Consultation paper on a new Planning Policy Statement 15: Planning for the Historic Environment
Published last Friday, this consultation invites views on a new Planning Policy Statement (PPS) that will replace Planning Policy Guidance 15: Planning and the Historic Environment (PPG15) and Planning Policy Guidance 16: Archaeology and Planning (PPG16).
The government is also inviting comment on the Draft Legislative Programme 2009/10.
This weekend marked the centenary of one of the most famous ‘firsts’ in aviation history – Louis Blériot’s crossing of the English Channel. However it was many years before flying offshore became commonplace.
The maritime historian Lionel Casson has died, aged 94.
US Navy diving tables
For commercial as opposed to sports diving, the US Navy air decompression tables are probably the most widely used diving tables in the world. They are probably the most intensively tested tables and they have an extremely low incidence of failure.
From 1 July 2009 those using these tables in the UK should be aware that the HSE expect them to use the latest version, Revision 6. The HSE also expect diving contractors to use them as they stand, without the previously commonplace adoption of ‘fudge factors’.
Revision 6 is available as a free download.
The hulks at Purton on the River Severn in Gloucestershire are to feature in a new series of the BBC’s ‘Coast’.
More on the Roman ships found off the island of Ventotene, Italy
http://www.ansa.it/opencms/export/site/notizie/rubriche/daassociare/visualizza_n\ew.html_1621183992.html (in Italian)

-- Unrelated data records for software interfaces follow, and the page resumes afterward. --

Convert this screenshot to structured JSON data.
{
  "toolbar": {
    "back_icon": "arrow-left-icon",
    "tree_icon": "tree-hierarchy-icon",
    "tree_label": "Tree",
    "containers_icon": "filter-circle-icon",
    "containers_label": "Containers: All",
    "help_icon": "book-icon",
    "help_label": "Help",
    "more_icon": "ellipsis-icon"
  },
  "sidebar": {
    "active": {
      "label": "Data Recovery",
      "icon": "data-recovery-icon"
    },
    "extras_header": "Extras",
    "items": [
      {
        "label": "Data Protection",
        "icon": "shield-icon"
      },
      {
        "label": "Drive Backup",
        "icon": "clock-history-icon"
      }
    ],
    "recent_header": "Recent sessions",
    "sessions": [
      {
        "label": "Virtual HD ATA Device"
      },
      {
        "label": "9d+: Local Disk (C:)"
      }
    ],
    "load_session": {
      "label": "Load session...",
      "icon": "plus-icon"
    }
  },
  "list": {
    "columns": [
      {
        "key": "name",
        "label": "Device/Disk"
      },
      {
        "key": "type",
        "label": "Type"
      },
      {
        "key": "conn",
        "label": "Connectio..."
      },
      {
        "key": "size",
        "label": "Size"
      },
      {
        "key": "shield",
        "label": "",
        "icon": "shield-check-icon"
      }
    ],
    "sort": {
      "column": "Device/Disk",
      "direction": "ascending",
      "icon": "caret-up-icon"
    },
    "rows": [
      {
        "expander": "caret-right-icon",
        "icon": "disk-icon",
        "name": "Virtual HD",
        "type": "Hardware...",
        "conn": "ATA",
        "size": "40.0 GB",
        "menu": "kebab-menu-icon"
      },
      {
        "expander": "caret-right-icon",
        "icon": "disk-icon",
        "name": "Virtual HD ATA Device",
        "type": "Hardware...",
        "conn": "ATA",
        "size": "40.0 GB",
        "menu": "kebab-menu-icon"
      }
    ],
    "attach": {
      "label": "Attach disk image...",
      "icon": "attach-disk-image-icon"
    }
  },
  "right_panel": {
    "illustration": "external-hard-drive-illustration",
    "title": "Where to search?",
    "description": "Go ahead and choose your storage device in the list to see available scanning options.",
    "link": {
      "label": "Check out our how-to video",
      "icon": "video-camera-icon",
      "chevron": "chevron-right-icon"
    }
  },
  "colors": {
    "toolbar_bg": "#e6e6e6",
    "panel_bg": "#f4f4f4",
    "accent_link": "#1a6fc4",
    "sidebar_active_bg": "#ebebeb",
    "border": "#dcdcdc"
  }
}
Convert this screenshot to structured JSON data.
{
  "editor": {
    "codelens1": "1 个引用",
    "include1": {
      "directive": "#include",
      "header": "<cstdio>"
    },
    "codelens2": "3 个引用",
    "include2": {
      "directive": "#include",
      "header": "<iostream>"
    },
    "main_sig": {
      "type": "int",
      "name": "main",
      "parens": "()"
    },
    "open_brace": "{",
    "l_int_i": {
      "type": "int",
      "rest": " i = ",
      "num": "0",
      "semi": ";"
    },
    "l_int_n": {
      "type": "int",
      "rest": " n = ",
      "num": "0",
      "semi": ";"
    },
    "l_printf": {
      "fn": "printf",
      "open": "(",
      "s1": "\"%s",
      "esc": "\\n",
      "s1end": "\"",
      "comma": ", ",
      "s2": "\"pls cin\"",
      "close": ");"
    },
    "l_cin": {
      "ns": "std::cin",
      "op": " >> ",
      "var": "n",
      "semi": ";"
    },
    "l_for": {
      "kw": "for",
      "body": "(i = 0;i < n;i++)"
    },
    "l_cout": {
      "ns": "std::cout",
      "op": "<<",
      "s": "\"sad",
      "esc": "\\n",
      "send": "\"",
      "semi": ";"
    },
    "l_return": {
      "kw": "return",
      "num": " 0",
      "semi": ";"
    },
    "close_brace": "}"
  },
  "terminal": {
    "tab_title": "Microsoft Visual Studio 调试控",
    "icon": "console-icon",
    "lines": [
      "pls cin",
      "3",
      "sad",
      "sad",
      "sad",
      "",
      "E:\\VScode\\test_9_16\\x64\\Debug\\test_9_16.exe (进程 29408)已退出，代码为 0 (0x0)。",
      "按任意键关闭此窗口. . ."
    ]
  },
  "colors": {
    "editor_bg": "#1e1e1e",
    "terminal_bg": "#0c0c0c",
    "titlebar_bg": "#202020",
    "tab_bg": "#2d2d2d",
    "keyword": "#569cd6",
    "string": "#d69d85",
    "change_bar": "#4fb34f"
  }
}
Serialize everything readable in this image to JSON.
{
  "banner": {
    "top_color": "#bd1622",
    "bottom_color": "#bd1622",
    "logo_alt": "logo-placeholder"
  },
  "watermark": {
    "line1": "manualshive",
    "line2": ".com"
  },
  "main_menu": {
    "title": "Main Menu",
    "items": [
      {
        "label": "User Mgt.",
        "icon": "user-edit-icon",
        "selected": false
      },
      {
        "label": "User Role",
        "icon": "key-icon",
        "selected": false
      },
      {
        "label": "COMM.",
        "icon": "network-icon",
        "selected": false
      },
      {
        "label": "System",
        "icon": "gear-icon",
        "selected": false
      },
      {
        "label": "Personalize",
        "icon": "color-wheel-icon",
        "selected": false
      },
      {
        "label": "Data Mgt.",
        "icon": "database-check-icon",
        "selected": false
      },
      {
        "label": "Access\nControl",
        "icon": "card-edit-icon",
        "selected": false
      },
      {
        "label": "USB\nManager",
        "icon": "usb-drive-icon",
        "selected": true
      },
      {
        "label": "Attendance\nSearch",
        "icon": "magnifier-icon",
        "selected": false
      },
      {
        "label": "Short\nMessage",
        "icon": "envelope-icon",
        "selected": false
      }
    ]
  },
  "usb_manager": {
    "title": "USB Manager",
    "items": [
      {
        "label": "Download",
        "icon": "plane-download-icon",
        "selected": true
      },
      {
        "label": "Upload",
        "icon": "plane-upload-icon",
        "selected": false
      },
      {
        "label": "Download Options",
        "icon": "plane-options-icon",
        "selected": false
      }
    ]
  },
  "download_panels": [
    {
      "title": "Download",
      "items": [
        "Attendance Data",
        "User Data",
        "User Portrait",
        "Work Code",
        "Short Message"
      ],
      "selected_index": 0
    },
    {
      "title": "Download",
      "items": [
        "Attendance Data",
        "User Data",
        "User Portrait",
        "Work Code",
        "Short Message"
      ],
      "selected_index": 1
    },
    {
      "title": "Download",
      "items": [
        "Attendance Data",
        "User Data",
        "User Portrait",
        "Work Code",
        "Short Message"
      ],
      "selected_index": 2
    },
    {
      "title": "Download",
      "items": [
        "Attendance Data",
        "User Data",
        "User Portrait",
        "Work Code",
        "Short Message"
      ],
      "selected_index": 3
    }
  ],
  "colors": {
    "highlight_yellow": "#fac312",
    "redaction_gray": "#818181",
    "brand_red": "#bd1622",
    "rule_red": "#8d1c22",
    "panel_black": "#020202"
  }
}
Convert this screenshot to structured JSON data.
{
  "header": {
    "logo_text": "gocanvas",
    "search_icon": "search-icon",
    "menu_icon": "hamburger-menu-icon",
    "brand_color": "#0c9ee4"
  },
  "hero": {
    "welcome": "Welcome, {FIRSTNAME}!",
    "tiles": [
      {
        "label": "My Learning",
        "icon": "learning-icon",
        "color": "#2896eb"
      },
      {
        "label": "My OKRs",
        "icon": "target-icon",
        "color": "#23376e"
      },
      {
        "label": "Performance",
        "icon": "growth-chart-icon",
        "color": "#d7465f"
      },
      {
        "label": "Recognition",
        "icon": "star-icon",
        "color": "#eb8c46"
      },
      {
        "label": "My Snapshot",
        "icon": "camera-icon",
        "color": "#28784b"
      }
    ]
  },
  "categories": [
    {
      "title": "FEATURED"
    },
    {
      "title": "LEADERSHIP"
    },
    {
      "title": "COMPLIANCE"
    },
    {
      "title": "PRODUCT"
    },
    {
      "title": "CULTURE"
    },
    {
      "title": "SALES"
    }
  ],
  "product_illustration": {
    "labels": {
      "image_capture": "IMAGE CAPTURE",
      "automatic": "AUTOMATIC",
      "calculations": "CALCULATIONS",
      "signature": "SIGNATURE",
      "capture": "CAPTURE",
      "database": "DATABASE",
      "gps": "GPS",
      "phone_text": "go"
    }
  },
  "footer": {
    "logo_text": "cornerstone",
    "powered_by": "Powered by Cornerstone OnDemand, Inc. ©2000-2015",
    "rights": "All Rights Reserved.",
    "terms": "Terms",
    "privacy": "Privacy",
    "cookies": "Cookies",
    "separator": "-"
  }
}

Ancient port of Trafalgar
The remains of the ancient port of Trafalgar are reported to have been found by Spanish archaeologists at a depth of 50m using aerial radar survey. The results can apparently be seen on Google Maps.
Yes, cannon balls can sink ships
An experiment using scale models and an experimental gun, carried out by the University of Haifa and Rafael Advanced Defense Systems Ltd., has apparently shown that the “unusually thick” oak hull of a vessel found off Acre, possibly an 18th century British ‘blockship’, could have been penetrated by the cannon balls found inside it.